The June 1 cost estimate unearthed by Krinkie and Stone indicates that simply wasn't true. It apparently triggered the mad scramble to cut costs, and netted a new $1.4 million contract for Parsons, Brinckerhoff to assist in the effort.Tinklenberg acknowledged Monday that during the preliminary planning, as MnDOT consulted with local officials and community groups, the scope and cost of the LRT project grew as "everyone added an ornament to the tree." But he said he personally took responsibility in May to rein in the project and establish a "definitive budget."
Bluewoman and I have our tree up, can we get a new "ornament"?
To be clear, the Legislative Auditor found that Tinklenberg and MnDOT did not break the law, at least when it came to the Hwy 55 and 62 deal, but that they did fail to follow proper procedure.
Juxtapose Tinklenberg's statements via is 2008 campaign announcement and his actions as Transportation Commissioner.
We found no evidence that MnDOT violated state statutes in acting to address a safety concern at the interchange of Minnesota Highways 55 and 62. However, MnDOT did not show adequate consideration for the oversight role of the Department of Administration when selecting a contractor to build the temporary bypass. Also, in authorizing Minnesota Transit Constructors to begin work before a contract was reviewed and approved, MnDOT did not comply with certain aspects of contracting and accounting policies established by the departments of Administration and Finance. In addition, the Department of Administration was left with few options regarding approval of the agreement, and the state was exposed to potential legal and financial risks.
MnDOT’s failure to promptly consider contracting alternatives may have contributed to the need for emergency action. We found inadequate communication between MnDOT’s field personnel and its contract management personnel, as well as with staff of the Department of Administration.
“Clearly,” Tinklenberg went on, “our current representative from the sixth district did not get the message that people want action and accountability—not acting. They want facts—not fiction. They want production—not pandering. They want hope—not hassle. And they want it now—not later.”Accountability? Pandering? Really? Some would call his 35W Bridge collapse comments pandering.
Compare Tinklenberg 2.0 to the 2005 model, Tinklenberg 1.o where during his campaign announcement he discussed his socially conservative stances.
Tinklenberg opposes legalized abortion, favors gun rights and supports a federal ban on gay marriage, provided there are some legal protections in place for gay couples. Those views are to the right of many Democrats, but could play well in the socially conservative 6th district.It didn't in 2002 when a socially conservative Democrat lost to Mark Kennedy 57%-35%.
Bob Olson will appeal to the Klobuchar Republican's in the 6th, those Republican's who voted for Pawlenty and Klobuchar.

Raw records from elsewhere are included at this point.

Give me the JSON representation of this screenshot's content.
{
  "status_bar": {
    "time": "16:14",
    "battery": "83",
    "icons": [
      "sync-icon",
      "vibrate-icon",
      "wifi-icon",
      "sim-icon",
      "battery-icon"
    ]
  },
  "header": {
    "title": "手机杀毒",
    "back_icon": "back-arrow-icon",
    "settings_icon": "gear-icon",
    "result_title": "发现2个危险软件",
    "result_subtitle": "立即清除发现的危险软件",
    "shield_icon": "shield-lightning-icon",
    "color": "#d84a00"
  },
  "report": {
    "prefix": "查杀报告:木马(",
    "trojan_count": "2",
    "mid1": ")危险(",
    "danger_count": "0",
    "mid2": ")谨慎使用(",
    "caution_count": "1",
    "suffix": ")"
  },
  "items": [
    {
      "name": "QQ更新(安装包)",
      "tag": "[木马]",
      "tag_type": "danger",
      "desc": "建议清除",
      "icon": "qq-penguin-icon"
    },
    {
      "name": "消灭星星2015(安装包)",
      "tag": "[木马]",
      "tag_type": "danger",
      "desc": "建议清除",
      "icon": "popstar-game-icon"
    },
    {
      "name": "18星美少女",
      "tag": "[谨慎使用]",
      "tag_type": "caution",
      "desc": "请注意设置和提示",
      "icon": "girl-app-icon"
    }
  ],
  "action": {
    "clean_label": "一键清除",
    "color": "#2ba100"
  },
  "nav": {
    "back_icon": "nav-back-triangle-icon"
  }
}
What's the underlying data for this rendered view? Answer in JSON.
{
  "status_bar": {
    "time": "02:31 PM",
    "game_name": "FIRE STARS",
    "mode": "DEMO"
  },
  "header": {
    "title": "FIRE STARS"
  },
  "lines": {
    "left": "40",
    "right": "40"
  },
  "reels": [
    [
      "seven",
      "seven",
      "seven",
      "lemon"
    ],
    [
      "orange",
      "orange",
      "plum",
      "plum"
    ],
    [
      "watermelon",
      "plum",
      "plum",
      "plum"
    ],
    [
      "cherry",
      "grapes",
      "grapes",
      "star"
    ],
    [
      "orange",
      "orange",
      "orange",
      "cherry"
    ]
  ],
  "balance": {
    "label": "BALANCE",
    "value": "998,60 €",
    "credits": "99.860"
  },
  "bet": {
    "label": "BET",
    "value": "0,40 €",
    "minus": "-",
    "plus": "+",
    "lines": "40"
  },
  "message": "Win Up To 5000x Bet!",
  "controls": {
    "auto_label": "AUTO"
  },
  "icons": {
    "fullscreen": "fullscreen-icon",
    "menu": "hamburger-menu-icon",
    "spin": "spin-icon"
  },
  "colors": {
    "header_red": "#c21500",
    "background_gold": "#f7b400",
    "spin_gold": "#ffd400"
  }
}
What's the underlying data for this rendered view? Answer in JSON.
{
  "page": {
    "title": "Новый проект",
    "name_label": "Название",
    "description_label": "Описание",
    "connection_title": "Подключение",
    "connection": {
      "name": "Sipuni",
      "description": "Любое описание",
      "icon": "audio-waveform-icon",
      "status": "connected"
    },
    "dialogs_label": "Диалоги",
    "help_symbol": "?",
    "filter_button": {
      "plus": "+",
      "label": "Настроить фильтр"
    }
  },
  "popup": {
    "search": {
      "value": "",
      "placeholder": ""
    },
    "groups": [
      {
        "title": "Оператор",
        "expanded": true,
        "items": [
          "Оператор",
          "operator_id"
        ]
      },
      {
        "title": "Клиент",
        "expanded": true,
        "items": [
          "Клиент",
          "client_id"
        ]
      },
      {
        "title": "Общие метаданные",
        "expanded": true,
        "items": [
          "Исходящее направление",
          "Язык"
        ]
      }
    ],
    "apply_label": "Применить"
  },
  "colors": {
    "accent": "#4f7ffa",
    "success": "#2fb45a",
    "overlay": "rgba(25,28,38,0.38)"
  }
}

It's a key demographic that will swing the 6th and a demographic out of reach for Tinklenberg.
Tinklenberg 2.0 appears to be a significant improvement over the 1.0 version. However, apply some mineral spirits to the exterior and the true colors appear once again.
It looks like the same old "good ole boys" network, with backroom deals and flip flopping stances being the status quo.
I'm tired of status quo.
Last night on AM 950, Minnesota Matters was talking about the AFSCME endorsement screening that happened late last night. Mark Heaney only mentioned Elwyn Tinklenberg in is discussion of the 6th.
Thank goodness for Colleen Hogan. Colleen called in and set the record straight, that there is another candidate in the 6th, and the only one viable in the eyes of many.
I know some in the 6th will be a bit ticked off that I posted this rant about Elwyn Tinklenberg and his past.
I had hoped that groups that endorse our candidates and others would have properly vetted our candidates.
If you don't think Congresswoman Bachmann's people can't find this stuff...I have a light rail project I want to lobby you for!